  6. Clark, R. C., & Mayer, R. E. (2013). Scenario-based e-learning: evidence-based guidelines for online workforce learning (1st ed.). United States: Wiley, John & Sons.
  7. DiBello, L., Missildine, W. and Struttman, M. (2009). Intuitive expertise and empowerment: the long-term impact of simulation training on changing accountabilities in a biotech firm. Mind, Culture, and Activity, 16(1), 11–31. Available from https://dx.doi.org/10.1080/10749030802363863 and http://wtri.com/wp-content/uploads/2015/06/Intuitive-Expertise-and-Empowerment1.pdf
  8. Dror, I., Schmidt, P., & O’connor, L. (2011). A cognitive perspective on technology enhanced learning in medical training: great opportunities, pitfalls and challenges. Medical Teacher33(4), 291–6. https://www.academia.edu/15432383/A_cognitive_perspective_on_technology_enhanced_learning_in_medical_training_Great_opportunities_pitfalls_and_challenges
  9. Dirkx, J.M. (2001). The power of feelings: Emotion, imagination, and the construction of meaning in adult learning. New Directions for Adult and Continuing Education, 89, pp. 6372.
  10. Eades, J. (2014). Why Microlearning is huge and how to be a part of it, Blog post Retrieved from http://elearningindustry.com/why-microlearning-is-huge
  11. Fadde, P. J., & Klein, G. (2012). Accelerating Expertise Using Action Learning Activities. Cognitive Technology, 17(1), 11–18. http://peterfadde.com/Research/cognitivetechnology12.pdf
  12. Gott, S. P., & Lesgold, A. M. (2000). ‘Competence in the Workplace: How Cognitive Performance Models and Situated Instruction Can Accelerate Skill Acquisition’, in R. Glaser (Ed.), Advances in instructional psychology, Erlbaum, Hillsdale NJ.
  13. Grovo. (n.d.) Bite size is the right size. Available from http://a1.grovo.com/asset/whitepapers/Grovo-BiteSize-Microlearning-whitepaper.pdf
  14. Higgins, N. (2015). Gamification: Accelerating Learning (pp. 1–12). Kingston, Australia: KBR Training Solutions. Retrieved from http://www.catalystinteractive.com.au/
  15. Hinterberger, H. (2010). Problem-based E-Learning in Practice : Digital Laboratories Provide Pathways from E-Science to High Schools, in C Ho and M Lin (ed.), Proceedings of World Conference on E-Learning in Corporate, Government, Healthcare, and Higher Education, Association for the Advancement of Computing in Education (AACE), Chesapeake, pp. 1947–1954. http://www.editlib.org/p/39013/
  16. Hug, T. (2005). Micro Learning and Narration.  The fourth Media in Transition conference. May 6-8, 2005. MIT, Cambridge (MA), USA
  17. Hug, T., Lindner, M., Bruck, P. A. (2006). Microlearning: Emerging Concepts, Practices and Technologies after e-Learning. Proceedings of Microlearning 2005. Innsbruck: Innsbruck University Press. https://www.uibk.ac.at/iup/buch_pdfs/microlearning2006-druck.pdf
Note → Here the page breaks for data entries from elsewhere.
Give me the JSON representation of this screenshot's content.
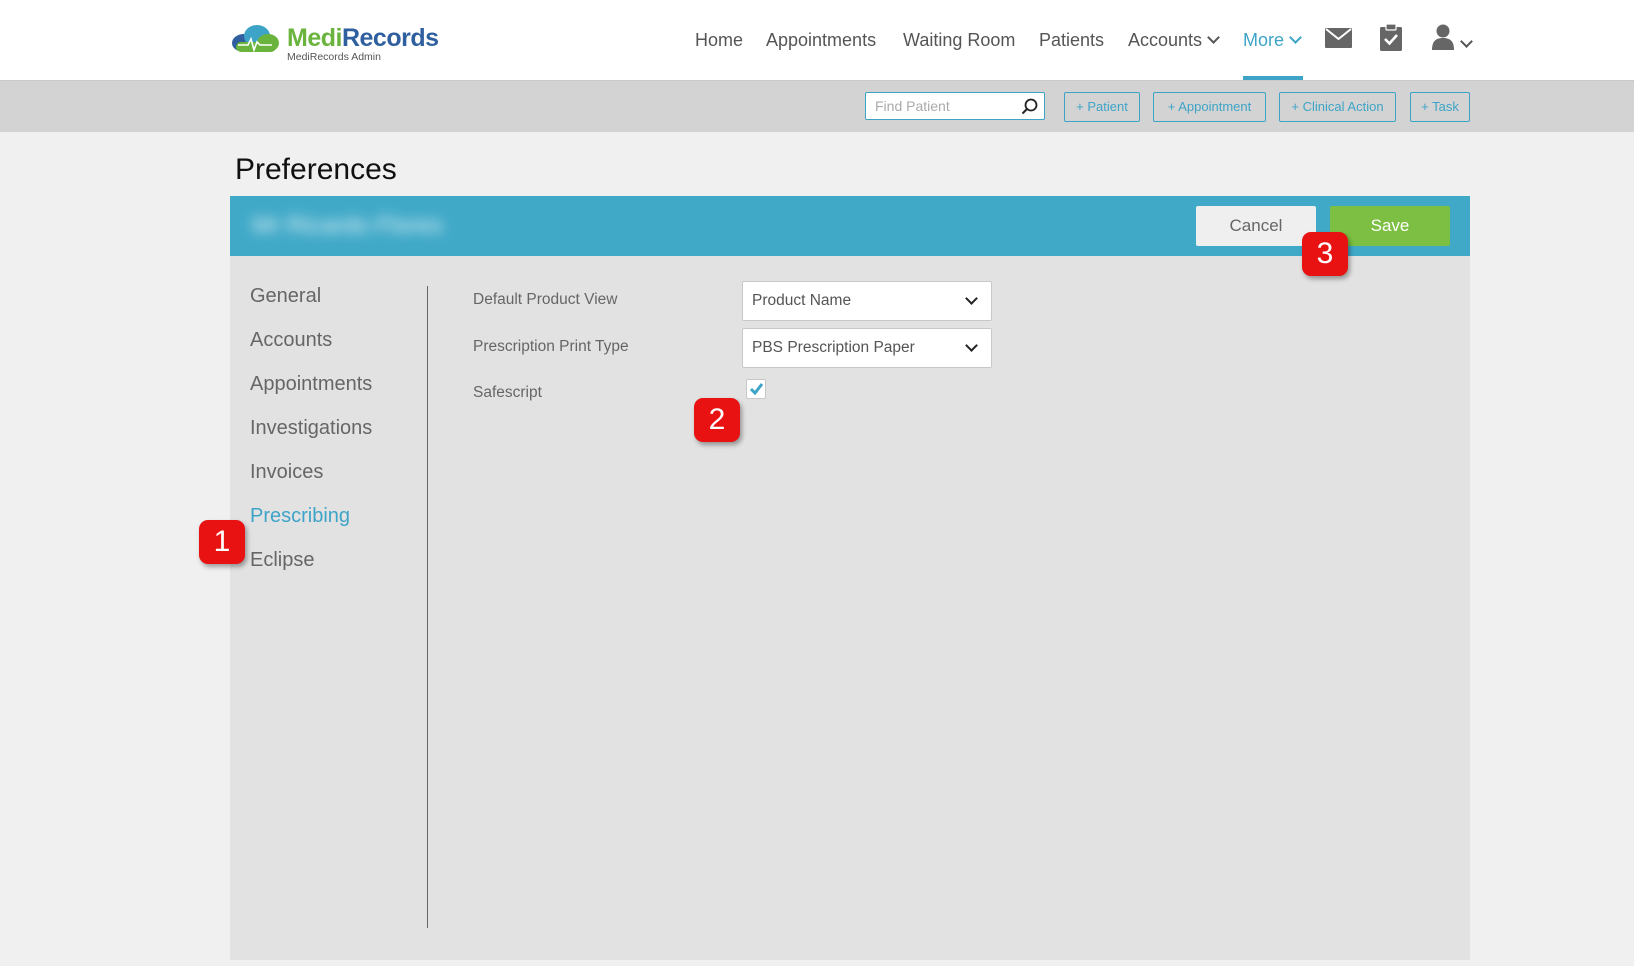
{
  "brand": {
    "name_part1": "Medi",
    "name_part2": "Records",
    "subtitle": "MediRecords Admin",
    "green": "#6ab33d",
    "blue": "#2f5f9e"
  },
  "nav": {
    "items": [
      {
        "label": "Home"
      },
      {
        "label": "Appointments"
      },
      {
        "label": "Waiting Room"
      },
      {
        "label": "Patients"
      },
      {
        "label": "Accounts",
        "has_dropdown": true
      },
      {
        "label": "More",
        "has_dropdown": true,
        "active": true
      }
    ],
    "icons": [
      "mail-icon",
      "clipboard-check-icon",
      "user-icon"
    ],
    "accent": "#3ea4c7"
  },
  "actionbar": {
    "search_placeholder": "Find Patient",
    "buttons": [
      {
        "label": "+ Patient"
      },
      {
        "label": "+ Appointment"
      },
      {
        "label": "+ Clinical Action"
      },
      {
        "label": "+ Task"
      }
    ]
  },
  "page": {
    "title": "Preferences",
    "patient_name": "Mr Ricardo Flores",
    "cancel_label": "Cancel",
    "save_label": "Save"
  },
  "sidebar": {
    "items": [
      {
        "label": "General"
      },
      {
        "label": "Accounts"
      },
      {
        "label": "Appointments"
      },
      {
        "label": "Investigations"
      },
      {
        "label": "Invoices"
      },
      {
        "label": "Prescribing",
        "active": true
      },
      {
        "label": "Eclipse"
      }
    ]
  },
  "form": {
    "default_product_view": {
      "label": "Default Product View",
      "value": "Product Name"
    },
    "prescription_print_type": {
      "label": "Prescription Print Type",
      "value": "PBS Prescription Paper"
    },
    "safescript": {
      "label": "Safescript",
      "checked": true
    }
  },
  "badges": [
    "1",
    "2",
    "3"
  ]
}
Tell us what you think about his post

Tell us what you think about this post

This site uses Akismet to reduce spam. Learn how your comment data is processed.

 

SUBSCRIBE

OUR BLOG
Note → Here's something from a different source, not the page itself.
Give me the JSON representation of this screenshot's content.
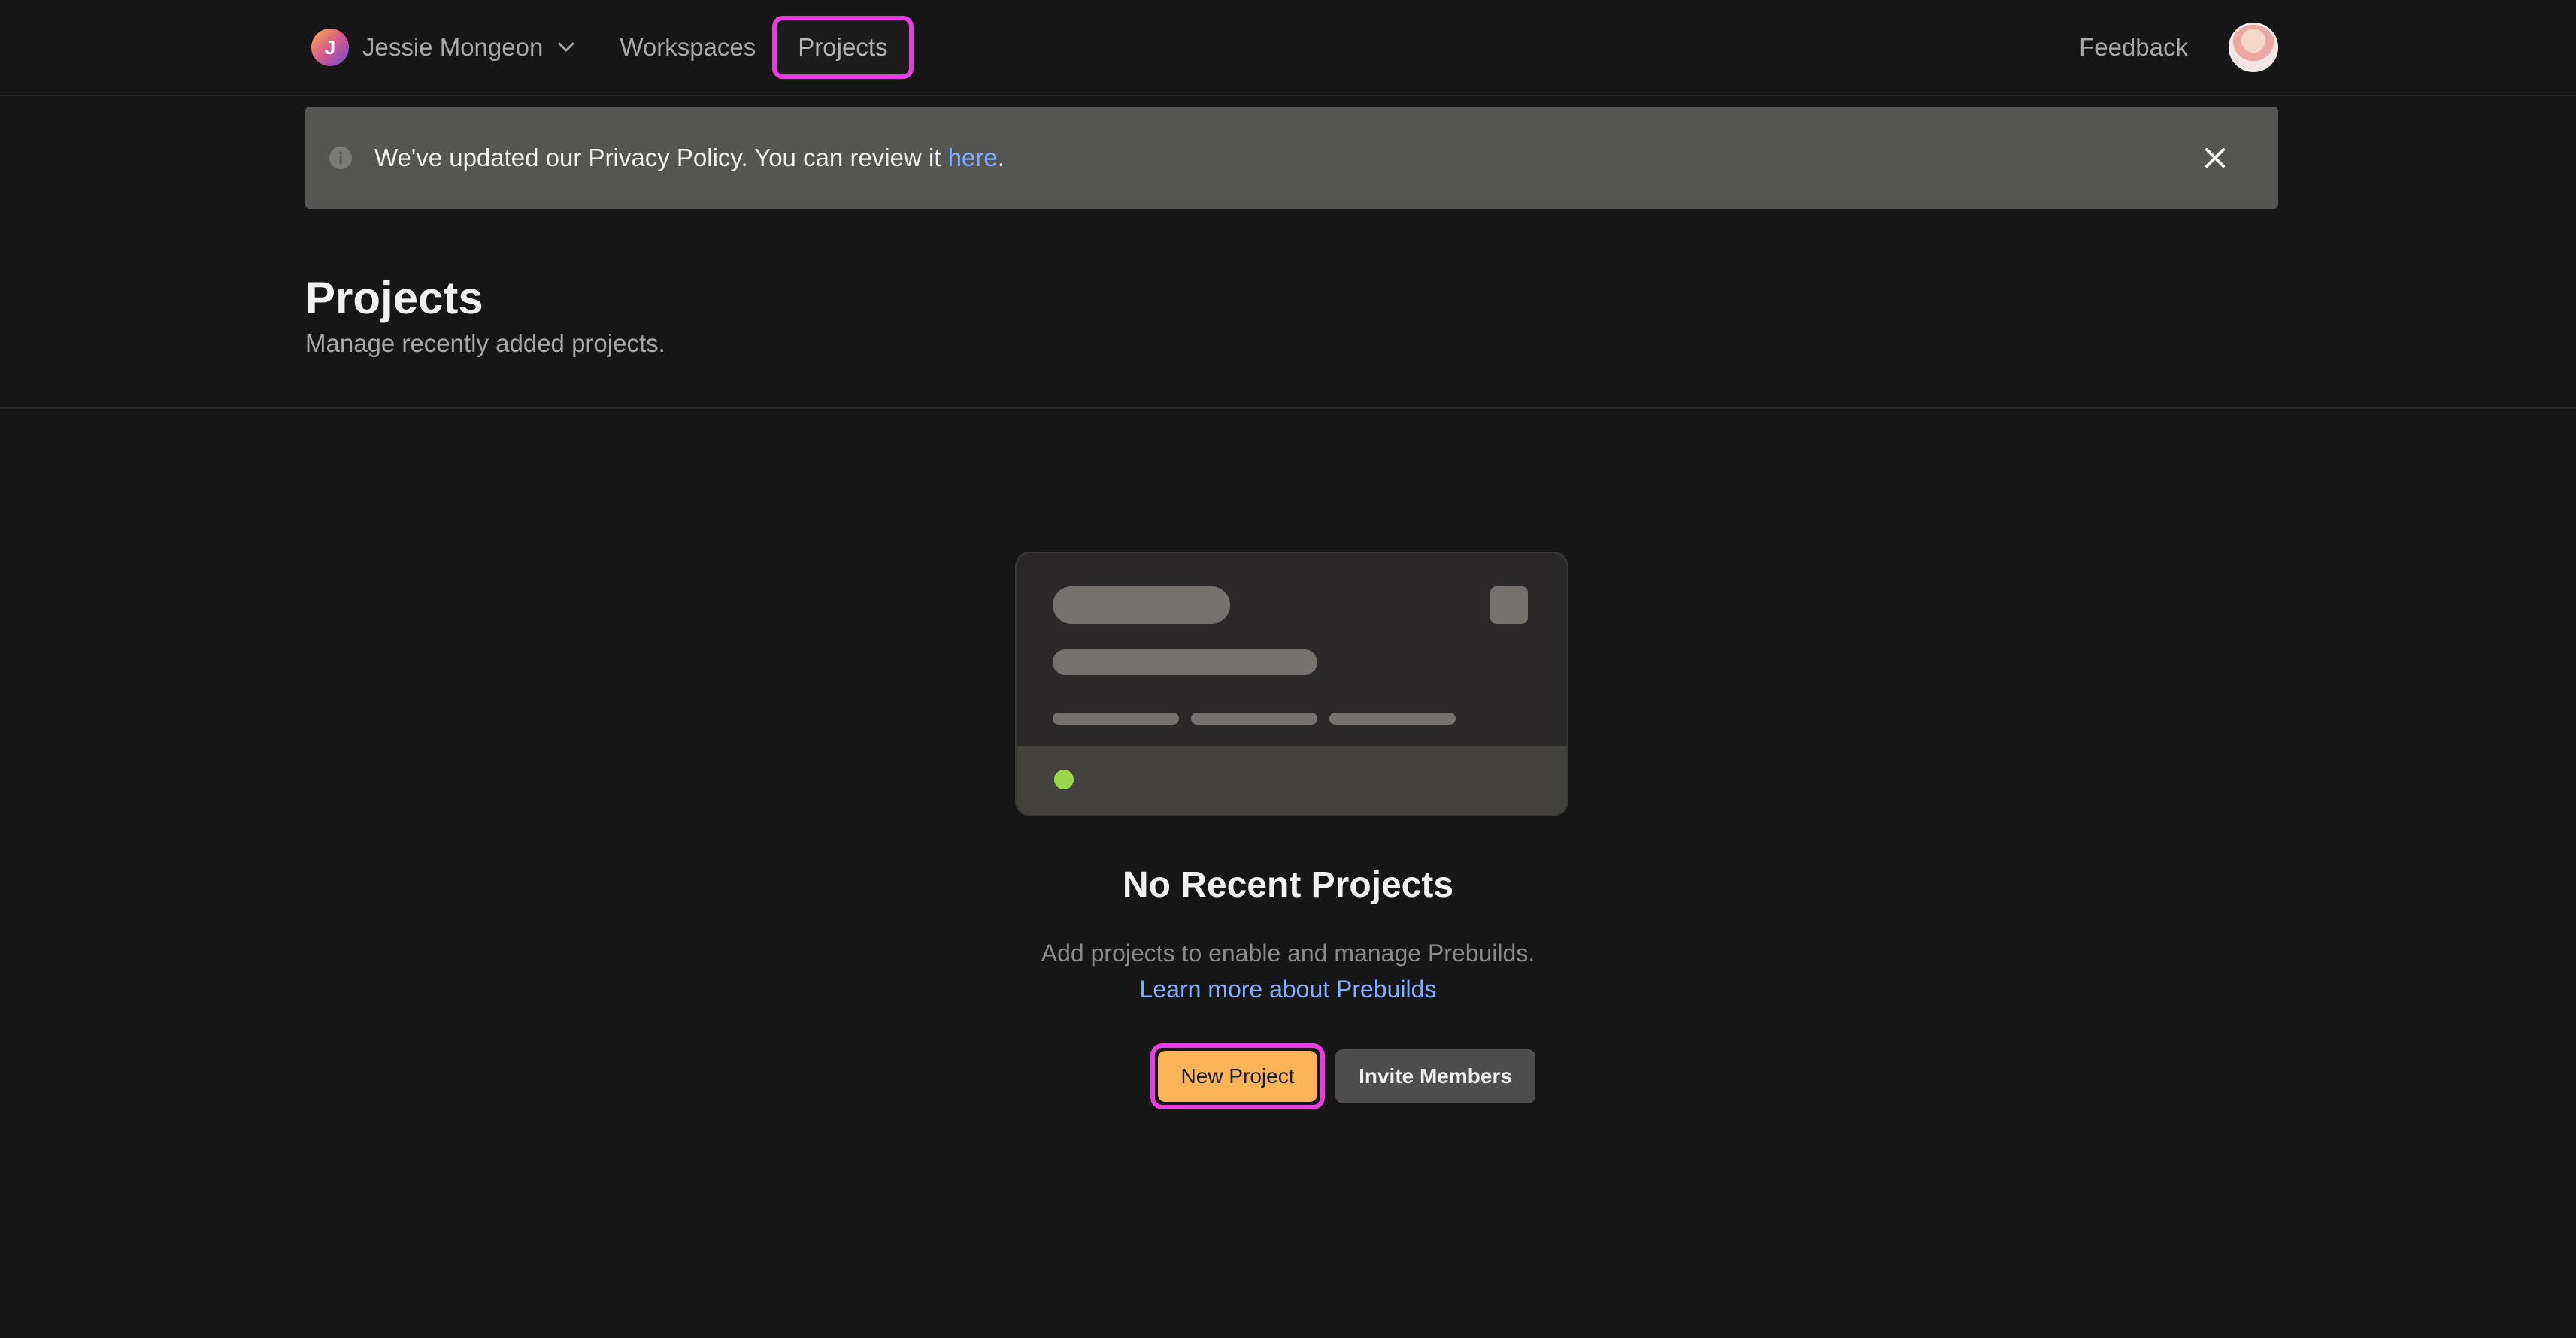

post box
Your gateway to unobstructed free learning.
post box
DON’T MISS A THING!.

Raman K. Attri | Founder | S2Pro© Speed To Proficiency Research
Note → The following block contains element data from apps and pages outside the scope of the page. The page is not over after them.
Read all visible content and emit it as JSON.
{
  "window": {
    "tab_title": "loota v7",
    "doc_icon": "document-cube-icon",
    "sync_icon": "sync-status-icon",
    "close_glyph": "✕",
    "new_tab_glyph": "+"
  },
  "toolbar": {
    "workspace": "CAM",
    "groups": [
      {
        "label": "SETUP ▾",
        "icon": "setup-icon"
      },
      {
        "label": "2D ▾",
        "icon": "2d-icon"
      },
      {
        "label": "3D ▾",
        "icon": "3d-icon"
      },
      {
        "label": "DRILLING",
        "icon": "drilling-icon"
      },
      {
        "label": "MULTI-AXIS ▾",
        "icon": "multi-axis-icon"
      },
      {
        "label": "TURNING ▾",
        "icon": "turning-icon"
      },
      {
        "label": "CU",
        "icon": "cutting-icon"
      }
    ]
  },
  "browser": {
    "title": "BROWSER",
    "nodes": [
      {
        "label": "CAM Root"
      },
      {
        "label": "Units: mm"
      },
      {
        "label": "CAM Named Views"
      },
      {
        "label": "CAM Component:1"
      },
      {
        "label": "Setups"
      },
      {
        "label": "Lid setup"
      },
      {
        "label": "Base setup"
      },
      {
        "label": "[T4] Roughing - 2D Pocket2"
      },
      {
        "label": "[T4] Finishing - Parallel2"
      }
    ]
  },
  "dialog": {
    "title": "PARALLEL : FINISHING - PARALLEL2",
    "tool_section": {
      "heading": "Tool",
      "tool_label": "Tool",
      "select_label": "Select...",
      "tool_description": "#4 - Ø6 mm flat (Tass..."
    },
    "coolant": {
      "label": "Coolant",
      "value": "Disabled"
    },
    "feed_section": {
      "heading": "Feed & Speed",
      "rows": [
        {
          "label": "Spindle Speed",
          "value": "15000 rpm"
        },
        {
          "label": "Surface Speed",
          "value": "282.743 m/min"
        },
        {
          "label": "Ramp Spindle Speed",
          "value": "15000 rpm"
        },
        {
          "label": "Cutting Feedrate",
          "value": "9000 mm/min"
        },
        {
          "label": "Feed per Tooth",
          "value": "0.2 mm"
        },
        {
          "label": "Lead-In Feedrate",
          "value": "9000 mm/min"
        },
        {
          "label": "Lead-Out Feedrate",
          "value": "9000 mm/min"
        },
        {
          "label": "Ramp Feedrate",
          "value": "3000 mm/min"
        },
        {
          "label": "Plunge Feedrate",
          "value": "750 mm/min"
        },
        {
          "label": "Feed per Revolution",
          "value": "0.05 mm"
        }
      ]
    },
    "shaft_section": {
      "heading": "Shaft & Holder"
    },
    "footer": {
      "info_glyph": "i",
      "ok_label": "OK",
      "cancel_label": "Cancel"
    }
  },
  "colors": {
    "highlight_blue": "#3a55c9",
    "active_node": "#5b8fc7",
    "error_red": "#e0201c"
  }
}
Hi!! I am Raman…

Follow me to a world of learning about accelerating your performance and increasing speed to proficiency.

Follow us :

FREE RESEARCH

REPORT

ACCELERATE TIME TO PROFICIENCY OF YOUR PEOPLE NOW
post box
Your weapon for competitive edge in the market place

 

Don't miss a thing! Subscribe our blog now
   

Stay on top of new BKMs

Don't miss a thing!!

Your gateway to unobstructed free learning.

Your information is safe with us